DATA TO USE:
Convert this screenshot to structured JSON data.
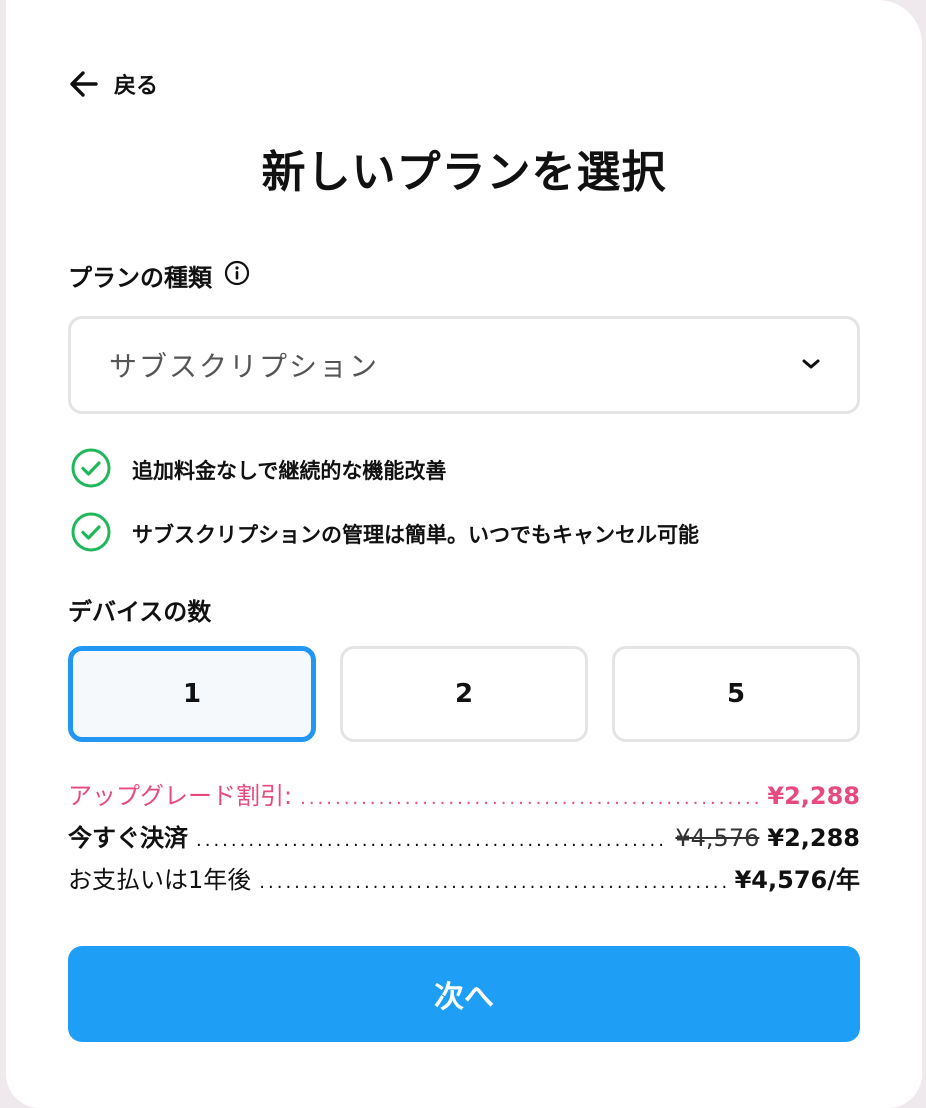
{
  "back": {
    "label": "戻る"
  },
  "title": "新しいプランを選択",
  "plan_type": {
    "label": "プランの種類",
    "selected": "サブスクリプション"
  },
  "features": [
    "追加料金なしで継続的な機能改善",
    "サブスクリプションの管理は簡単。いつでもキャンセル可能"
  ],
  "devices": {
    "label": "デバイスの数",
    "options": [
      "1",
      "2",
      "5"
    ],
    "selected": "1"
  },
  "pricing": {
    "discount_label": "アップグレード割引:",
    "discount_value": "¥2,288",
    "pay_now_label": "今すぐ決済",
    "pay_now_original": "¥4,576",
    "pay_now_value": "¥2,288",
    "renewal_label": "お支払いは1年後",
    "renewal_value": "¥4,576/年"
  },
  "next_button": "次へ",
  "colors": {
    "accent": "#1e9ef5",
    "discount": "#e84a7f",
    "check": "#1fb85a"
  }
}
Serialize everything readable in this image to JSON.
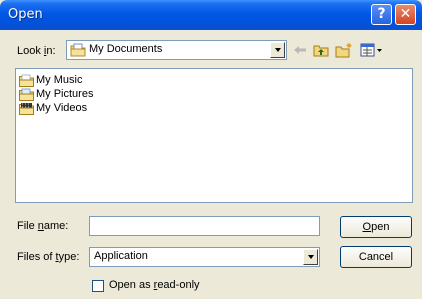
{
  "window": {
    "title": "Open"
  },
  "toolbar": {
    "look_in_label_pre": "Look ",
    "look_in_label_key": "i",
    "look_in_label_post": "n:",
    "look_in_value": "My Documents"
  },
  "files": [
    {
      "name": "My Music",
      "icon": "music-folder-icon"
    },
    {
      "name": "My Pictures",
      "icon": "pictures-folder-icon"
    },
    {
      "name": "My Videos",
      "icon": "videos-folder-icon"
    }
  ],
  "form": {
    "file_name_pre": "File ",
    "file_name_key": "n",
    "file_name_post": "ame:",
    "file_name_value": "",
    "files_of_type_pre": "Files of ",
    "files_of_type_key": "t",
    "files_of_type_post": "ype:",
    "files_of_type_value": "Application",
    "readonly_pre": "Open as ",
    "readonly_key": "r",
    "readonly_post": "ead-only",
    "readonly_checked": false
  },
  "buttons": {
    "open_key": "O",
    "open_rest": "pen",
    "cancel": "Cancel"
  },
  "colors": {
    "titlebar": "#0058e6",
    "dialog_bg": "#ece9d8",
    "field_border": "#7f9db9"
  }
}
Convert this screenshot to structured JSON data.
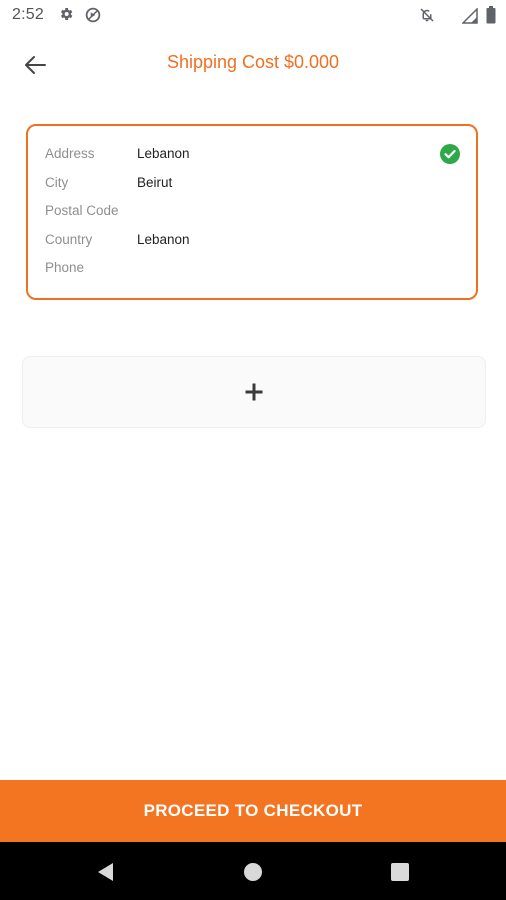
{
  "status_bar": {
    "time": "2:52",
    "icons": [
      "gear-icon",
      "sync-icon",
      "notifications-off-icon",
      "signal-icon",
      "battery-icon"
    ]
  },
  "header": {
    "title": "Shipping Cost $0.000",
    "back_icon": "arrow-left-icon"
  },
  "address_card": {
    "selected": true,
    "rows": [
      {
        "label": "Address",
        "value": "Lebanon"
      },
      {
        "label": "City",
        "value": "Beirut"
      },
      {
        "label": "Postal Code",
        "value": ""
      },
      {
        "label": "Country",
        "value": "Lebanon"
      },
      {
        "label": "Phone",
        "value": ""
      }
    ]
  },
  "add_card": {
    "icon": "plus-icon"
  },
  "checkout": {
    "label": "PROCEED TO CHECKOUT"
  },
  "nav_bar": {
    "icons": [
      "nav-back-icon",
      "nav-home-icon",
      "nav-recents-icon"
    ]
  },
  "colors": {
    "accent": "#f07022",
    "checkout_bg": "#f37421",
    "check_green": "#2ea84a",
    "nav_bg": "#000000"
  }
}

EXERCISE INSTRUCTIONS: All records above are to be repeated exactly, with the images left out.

RESULT:
Convert this screenshot to structured JSON data.
{
  "back": {
    "label": "戻る"
  },
  "title": "新しいプランを選択",
  "plan_type": {
    "label": "プランの種類",
    "selected": "サブスクリプション"
  },
  "features": [
    "追加料金なしで継続的な機能改善",
    "サブスクリプションの管理は簡単。いつでもキャンセル可能"
  ],
  "devices": {
    "label": "デバイスの数",
    "options": [
      "1",
      "2",
      "5"
    ],
    "selected": "1"
  },
  "pricing": {
    "discount_label": "アップグレード割引:",
    "discount_value": "¥2,288",
    "pay_now_label": "今すぐ決済",
    "pay_now_original": "¥4,576",
    "pay_now_value": "¥2,288",
    "renewal_label": "お支払いは1年後",
    "renewal_value": "¥4,576/年"
  },
  "next_button": "次へ",
  "colors": {
    "accent": "#1e9ef5",
    "discount": "#e84a7f",
    "check": "#1fb85a"
  }
}
Serialize everything readable in this image to JSON.
{
  "window": {
    "title": "Open"
  },
  "toolbar": {
    "look_in_label_pre": "Look ",
    "look_in_label_key": "i",
    "look_in_label_post": "n:",
    "look_in_value": "My Documents"
  },
  "files": [
    {
      "name": "My Music",
      "icon": "music-folder-icon"
    },
    {
      "name": "My Pictures",
      "icon": "pictures-folder-icon"
    },
    {
      "name": "My Videos",
      "icon": "videos-folder-icon"
    }
  ],
  "form": {
    "file_name_pre": "File ",
    "file_name_key": "n",
    "file_name_post": "ame:",
    "file_name_value": "",
    "files_of_type_pre": "Files of ",
    "files_of_type_key": "t",
    "files_of_type_post": "ype:",
    "files_of_type_value": "Application",
    "readonly_pre": "Open as ",
    "readonly_key": "r",
    "readonly_post": "ead-only",
    "readonly_checked": false
  },
  "buttons": {
    "open_key": "O",
    "open_rest": "pen",
    "cancel": "Cancel"
  },
  "colors": {
    "titlebar": "#0058e6",
    "dialog_bg": "#ece9d8",
    "field_border": "#7f9db9"
  }
}
Convert this screenshot to structured JSON data.
{
  "status_bar": {
    "time": "2:52",
    "icons": [
      "gear-icon",
      "sync-icon",
      "notifications-off-icon",
      "signal-icon",
      "battery-icon"
    ]
  },
  "header": {
    "title": "Shipping Cost $0.000",
    "back_icon": "arrow-left-icon"
  },
  "address_card": {
    "selected": true,
    "rows": [
      {
        "label": "Address",
        "value": "Lebanon"
      },
      {
        "label": "City",
        "value": "Beirut"
      },
      {
        "label": "Postal Code",
        "value": ""
      },
      {
        "label": "Country",
        "value": "Lebanon"
      },
      {
        "label": "Phone",
        "value": ""
      }
    ]
  },
  "add_card": {
    "icon": "plus-icon"
  },
  "checkout": {
    "label": "PROCEED TO CHECKOUT"
  },
  "nav_bar": {
    "icons": [
      "nav-back-icon",
      "nav-home-icon",
      "nav-recents-icon"
    ]
  },
  "colors": {
    "accent": "#f07022",
    "checkout_bg": "#f37421",
    "check_green": "#2ea84a",
    "nav_bg": "#000000"
  }
}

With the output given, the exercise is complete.